More mess equals more stress
Experts finds the solutions to deal with mental stress due to cluttering
By Erin Conners
Students wanting to tackle their cluttered living spaces should forget about perfection and focus on what works for them, experts say.
Khaled Bayyari, a first-year business student diagnosed with attention deficit hyperactivity disorder, moved out of his tiny studio apartment in Gastown last semester because he couldn’t get anything done at home.
“The kitchen, and bedroom, my workstation were all in the same room and yeah, it wasn’t a fun time,” said Bayyari.
Rising housing costs have put pressure on the amount of space students can afford. The average rent-per-square-foot in Metro Vancouver increased 14 per cent over the past year for available rentals, according to online rental listing data compiled by Liv Strategies Inc. The average asking rent was $2,208 for an unfurnished, one-bedroom unit for March 2023, compared to $1,856 in March 2022.
Although the Hastings-Sunrise basement suite Bayyari moved into has more space, he said he still struggles to keep it tidy.
“Sometimes I fall into that trap of, like, I don’t want to do the dishes today,” Bayyari said. “If my room isn’t clean, if I have a big pile of laundry on my bed, I’m gonna think about it all day and I’m not going to be able to put my 100 per cent in.”
Dr. Sheila Woody, a psychologist and University of British Columbia professor, said although more research needs to be done, clutter is stressful and distracting when someone desires a tidy home.
Woody said conditions like depression can hinder someone’s ability to take care of their space because of “really low energy levels and low motivation.”
Sixty-eight per cent of Canadian post-secondary students who experienced depression said that it negatively impacted their academic performance, according to the 2022 National College Health Assessment survey.
Woody said the heightened stress of exam periods can create similar problems for all students because prioritizing what to do becomes more challenging.

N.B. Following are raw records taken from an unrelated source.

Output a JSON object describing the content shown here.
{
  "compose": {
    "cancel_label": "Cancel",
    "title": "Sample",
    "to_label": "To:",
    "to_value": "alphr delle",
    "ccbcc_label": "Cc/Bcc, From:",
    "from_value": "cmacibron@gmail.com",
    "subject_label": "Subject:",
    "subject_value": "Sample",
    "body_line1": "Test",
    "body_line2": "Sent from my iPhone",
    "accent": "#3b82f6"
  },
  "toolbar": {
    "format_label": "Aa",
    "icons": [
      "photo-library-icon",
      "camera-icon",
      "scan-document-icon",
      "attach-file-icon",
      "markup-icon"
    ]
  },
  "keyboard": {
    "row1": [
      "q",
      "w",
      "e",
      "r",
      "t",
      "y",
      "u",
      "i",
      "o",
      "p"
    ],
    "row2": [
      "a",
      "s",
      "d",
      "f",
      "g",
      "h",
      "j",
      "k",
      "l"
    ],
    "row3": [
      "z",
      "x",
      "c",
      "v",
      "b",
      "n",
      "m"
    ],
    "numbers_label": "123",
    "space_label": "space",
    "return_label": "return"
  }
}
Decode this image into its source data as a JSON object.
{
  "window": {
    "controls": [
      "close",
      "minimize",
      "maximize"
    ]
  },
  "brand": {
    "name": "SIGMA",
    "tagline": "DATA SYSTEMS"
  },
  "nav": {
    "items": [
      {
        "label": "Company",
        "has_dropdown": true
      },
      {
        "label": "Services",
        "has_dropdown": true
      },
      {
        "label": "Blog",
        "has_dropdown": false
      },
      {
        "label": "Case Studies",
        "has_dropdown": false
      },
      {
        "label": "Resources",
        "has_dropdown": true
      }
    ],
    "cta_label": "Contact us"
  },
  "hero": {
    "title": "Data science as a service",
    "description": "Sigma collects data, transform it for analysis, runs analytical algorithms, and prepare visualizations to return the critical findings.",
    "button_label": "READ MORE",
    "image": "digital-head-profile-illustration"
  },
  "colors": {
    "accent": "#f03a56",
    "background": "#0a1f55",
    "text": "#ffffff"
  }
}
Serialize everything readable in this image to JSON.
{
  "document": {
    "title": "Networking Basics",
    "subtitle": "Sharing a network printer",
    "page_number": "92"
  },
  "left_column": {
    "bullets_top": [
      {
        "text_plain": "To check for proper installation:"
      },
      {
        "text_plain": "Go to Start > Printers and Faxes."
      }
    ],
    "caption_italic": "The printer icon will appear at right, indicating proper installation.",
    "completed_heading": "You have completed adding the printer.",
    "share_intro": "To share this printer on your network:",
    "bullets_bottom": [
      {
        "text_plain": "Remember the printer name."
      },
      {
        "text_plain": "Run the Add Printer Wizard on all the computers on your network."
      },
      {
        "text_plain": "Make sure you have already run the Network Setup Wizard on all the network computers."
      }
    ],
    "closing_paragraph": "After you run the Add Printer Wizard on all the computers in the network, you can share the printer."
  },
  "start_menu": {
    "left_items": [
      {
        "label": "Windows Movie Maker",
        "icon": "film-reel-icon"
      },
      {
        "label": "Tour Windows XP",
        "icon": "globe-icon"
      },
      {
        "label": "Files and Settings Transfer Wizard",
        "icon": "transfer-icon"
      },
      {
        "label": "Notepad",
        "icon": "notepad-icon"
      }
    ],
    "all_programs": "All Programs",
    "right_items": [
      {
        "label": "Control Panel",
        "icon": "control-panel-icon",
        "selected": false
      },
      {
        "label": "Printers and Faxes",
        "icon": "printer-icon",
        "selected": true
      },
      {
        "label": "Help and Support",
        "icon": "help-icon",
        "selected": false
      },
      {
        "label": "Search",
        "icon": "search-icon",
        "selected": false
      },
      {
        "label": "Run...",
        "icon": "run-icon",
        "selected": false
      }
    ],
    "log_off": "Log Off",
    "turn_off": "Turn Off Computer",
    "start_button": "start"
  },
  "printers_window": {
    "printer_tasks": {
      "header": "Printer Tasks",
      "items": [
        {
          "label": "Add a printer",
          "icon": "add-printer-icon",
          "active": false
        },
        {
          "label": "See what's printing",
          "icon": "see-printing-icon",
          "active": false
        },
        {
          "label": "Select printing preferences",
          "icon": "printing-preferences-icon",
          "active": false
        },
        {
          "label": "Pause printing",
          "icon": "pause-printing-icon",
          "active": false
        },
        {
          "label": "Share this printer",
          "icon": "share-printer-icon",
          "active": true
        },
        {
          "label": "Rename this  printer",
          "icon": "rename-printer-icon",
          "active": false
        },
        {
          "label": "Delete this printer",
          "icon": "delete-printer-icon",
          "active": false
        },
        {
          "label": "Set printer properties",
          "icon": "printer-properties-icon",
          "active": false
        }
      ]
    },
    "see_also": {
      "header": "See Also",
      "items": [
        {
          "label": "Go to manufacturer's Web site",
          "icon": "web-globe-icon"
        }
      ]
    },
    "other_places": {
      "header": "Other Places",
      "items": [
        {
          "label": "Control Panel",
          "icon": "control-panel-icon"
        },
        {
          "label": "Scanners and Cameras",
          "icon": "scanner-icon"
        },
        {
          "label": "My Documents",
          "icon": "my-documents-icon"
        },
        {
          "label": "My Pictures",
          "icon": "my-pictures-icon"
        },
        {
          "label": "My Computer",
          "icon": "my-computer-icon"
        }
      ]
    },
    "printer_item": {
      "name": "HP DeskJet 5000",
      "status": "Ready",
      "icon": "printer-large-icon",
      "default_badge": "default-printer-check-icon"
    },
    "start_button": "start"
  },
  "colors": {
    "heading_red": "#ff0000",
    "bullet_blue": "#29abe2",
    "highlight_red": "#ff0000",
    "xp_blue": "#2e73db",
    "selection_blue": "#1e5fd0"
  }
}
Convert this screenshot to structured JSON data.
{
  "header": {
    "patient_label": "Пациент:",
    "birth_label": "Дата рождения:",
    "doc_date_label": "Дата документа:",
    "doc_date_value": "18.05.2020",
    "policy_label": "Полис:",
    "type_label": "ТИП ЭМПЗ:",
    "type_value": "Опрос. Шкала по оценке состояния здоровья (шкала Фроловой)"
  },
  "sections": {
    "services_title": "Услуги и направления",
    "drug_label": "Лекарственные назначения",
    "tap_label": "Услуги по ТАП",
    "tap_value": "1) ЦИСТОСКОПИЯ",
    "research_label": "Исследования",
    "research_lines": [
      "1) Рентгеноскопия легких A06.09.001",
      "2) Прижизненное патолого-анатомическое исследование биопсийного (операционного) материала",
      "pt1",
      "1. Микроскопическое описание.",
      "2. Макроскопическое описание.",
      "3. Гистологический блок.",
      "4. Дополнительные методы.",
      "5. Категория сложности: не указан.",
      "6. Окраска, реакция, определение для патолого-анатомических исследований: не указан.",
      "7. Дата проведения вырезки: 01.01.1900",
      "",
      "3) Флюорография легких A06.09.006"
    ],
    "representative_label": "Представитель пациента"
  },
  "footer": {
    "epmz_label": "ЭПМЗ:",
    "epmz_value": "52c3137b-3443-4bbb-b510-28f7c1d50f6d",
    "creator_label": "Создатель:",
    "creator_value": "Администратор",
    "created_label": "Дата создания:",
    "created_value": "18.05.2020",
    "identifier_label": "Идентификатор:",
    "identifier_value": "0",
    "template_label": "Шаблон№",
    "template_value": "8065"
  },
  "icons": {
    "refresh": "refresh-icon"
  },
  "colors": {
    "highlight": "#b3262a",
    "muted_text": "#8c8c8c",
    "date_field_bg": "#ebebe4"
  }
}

While it is difficult to manage clutter in small spaces, Woody said different people have different ideal living environments.
“As long as the home is safe, then people should be able to kind of choose the aesthetic that works for them,” Woody said. “The idea that your home should look a certain way might create stress, or shame or embarrassment when people come over, if the reality is it’s just hard to live that way in that amount of space.”
Anna Dolgopola, a home organizer and second-year marketing management student, said that people can set themselves up for success by organizing their space in a way that is easy for them to maintain.
“If you hate folding socks or t-shirts, just don’t do that,” Dolgopola said. “There’s no point in creating something that looks good and feels good, but then it’s going to become messy in few days just because you’re not into it.”
Dolgopola said organizing items by categories and using drawers to keep things out of sight helps prevent the distractions of visible clutter.
“Like all my shirts might not be folded. Sometimes I’m so tired I just don’t do that. But all these shirts are all in one drawer. They’re messy there, but they’re there only in this drawer, not anywhere else in my room,” Dolgopola said.
“Even if it’s cluttered inside the drawers, it’s better than when it’s cluttered outside.”